**Work required:**
Filter the material below down to the lines containing the word "Summary".
*** Data under study Section Begins ***
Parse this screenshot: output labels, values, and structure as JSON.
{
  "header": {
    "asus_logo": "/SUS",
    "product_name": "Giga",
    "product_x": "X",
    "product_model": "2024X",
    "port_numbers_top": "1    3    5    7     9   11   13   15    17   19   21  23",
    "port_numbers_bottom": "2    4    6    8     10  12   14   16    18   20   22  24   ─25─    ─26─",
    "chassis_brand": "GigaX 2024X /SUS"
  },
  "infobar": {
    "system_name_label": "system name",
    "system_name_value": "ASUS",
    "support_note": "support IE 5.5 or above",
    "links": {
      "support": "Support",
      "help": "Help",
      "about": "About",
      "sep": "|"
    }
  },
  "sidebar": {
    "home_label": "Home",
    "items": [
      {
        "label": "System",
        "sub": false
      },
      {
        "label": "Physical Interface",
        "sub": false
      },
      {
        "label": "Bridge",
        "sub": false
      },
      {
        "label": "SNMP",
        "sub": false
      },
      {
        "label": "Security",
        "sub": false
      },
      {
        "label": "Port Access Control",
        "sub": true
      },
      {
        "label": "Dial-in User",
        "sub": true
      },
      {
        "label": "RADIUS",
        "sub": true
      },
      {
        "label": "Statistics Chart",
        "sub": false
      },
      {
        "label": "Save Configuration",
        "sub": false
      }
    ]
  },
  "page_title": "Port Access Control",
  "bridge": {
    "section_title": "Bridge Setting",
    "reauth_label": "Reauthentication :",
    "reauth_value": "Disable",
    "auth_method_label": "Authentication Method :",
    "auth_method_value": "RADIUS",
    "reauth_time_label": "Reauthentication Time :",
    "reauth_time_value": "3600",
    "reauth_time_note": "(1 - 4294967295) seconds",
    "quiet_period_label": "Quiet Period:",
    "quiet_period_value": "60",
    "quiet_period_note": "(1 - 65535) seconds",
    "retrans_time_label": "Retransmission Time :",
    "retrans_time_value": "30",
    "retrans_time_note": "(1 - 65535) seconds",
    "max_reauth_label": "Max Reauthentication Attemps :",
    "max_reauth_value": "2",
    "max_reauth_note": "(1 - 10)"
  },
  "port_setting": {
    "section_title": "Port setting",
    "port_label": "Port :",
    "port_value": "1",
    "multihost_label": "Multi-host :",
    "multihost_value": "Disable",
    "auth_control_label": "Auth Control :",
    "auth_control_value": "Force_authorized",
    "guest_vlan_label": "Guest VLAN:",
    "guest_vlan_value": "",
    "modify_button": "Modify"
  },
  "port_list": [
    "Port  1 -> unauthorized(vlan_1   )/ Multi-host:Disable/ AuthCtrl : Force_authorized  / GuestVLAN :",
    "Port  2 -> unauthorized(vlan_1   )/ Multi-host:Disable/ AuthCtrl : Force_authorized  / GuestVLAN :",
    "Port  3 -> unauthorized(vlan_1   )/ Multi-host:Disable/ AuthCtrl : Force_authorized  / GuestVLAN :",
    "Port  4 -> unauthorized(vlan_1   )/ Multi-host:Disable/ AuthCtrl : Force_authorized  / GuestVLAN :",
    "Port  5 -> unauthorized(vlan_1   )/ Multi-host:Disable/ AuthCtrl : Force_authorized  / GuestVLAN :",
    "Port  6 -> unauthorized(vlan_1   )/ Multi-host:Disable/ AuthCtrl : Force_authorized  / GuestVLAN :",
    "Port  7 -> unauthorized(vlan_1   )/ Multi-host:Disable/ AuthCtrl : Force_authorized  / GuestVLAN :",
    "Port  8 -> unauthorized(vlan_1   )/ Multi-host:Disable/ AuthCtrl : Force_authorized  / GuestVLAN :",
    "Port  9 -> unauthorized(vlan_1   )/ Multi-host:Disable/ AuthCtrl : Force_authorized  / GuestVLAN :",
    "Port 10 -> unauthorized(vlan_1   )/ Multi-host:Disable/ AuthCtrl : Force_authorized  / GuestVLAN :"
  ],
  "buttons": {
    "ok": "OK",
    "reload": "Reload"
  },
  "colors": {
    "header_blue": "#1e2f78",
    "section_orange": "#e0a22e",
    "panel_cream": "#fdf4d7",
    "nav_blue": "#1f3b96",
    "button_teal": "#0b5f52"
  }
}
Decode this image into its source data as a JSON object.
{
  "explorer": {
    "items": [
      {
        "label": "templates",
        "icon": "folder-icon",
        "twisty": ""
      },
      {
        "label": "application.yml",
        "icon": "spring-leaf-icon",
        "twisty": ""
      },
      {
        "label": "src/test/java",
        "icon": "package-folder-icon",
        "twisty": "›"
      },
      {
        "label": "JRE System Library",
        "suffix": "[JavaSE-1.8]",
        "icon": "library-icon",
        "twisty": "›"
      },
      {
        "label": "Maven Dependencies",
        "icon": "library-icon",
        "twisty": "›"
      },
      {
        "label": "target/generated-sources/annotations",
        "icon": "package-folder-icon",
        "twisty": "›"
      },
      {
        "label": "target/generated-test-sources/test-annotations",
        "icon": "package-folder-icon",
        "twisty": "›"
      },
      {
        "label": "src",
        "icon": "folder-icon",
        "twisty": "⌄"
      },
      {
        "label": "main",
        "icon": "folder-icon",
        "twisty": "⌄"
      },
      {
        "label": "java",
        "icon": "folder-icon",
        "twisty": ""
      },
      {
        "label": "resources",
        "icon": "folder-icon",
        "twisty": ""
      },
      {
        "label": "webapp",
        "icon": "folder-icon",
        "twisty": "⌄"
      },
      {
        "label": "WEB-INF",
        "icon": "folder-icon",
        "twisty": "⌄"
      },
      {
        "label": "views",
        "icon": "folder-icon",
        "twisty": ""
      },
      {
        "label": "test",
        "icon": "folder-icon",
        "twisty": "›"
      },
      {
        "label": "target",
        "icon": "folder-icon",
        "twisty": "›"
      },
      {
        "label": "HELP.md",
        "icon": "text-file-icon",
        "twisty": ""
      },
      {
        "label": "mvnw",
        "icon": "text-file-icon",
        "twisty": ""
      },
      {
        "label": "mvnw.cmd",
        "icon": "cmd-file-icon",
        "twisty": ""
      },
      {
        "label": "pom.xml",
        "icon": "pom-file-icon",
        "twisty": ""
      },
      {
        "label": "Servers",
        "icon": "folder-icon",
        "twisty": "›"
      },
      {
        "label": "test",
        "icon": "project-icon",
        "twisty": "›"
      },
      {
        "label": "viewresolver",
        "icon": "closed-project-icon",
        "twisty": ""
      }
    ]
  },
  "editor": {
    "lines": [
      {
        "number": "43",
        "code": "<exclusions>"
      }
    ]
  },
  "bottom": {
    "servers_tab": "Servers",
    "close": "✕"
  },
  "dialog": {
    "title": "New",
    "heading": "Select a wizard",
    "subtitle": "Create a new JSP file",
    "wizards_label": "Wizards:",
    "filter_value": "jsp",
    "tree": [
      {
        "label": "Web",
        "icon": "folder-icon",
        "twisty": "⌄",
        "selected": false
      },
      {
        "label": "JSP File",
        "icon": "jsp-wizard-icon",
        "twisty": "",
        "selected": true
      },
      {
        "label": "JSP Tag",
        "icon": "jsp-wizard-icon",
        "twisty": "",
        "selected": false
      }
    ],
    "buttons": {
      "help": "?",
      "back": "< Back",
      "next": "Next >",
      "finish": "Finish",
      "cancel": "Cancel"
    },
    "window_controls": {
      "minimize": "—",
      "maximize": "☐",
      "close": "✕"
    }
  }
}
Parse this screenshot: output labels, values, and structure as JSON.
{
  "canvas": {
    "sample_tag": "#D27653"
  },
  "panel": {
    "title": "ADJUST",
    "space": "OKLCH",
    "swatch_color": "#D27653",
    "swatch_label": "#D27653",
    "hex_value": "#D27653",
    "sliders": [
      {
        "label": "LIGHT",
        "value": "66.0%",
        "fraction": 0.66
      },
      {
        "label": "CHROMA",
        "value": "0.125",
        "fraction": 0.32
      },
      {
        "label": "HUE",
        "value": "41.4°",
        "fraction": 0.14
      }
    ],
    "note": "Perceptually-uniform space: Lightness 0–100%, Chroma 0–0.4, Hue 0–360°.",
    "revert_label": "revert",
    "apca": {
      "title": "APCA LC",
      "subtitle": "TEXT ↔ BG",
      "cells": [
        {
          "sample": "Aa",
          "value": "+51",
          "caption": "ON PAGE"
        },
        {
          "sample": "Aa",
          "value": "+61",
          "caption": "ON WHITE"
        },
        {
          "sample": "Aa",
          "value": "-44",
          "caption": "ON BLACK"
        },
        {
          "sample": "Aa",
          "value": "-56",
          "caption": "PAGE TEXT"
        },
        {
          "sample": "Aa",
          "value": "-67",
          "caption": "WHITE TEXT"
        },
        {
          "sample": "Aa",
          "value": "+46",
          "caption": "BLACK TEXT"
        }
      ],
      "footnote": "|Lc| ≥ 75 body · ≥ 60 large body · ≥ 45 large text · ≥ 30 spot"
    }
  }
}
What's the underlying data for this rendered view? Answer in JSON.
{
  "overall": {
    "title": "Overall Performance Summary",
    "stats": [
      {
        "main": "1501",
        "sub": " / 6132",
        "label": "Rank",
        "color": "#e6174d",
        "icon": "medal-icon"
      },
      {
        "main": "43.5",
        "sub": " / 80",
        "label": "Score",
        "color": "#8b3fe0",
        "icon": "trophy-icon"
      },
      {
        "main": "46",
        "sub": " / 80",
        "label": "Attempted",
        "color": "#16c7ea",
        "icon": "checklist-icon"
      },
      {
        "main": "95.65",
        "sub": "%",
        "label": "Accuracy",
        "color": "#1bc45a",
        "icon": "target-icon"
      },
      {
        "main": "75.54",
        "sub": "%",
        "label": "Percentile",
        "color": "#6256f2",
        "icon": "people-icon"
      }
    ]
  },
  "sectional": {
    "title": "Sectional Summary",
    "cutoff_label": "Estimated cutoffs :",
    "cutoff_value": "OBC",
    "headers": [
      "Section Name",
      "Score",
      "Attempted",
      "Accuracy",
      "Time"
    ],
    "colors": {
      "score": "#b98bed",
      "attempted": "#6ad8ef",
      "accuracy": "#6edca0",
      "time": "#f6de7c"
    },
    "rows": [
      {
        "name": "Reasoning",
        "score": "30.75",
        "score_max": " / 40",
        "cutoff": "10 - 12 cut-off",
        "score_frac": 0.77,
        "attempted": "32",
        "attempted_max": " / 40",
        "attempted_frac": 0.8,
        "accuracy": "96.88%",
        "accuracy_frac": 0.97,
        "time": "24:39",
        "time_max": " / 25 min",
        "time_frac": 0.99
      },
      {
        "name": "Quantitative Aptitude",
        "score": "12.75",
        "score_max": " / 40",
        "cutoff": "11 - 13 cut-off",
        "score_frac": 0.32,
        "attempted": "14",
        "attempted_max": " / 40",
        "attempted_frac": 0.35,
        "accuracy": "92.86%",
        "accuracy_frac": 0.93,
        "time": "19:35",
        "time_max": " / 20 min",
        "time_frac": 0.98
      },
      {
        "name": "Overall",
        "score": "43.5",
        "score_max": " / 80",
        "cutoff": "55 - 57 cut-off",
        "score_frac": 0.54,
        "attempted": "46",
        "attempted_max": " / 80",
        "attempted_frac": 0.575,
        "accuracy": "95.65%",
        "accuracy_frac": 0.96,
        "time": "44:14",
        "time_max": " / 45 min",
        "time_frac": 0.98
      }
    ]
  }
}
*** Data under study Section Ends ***
**Response below:**
    "title": "Overall Performance Summary",
    "title": "Sectional Summary",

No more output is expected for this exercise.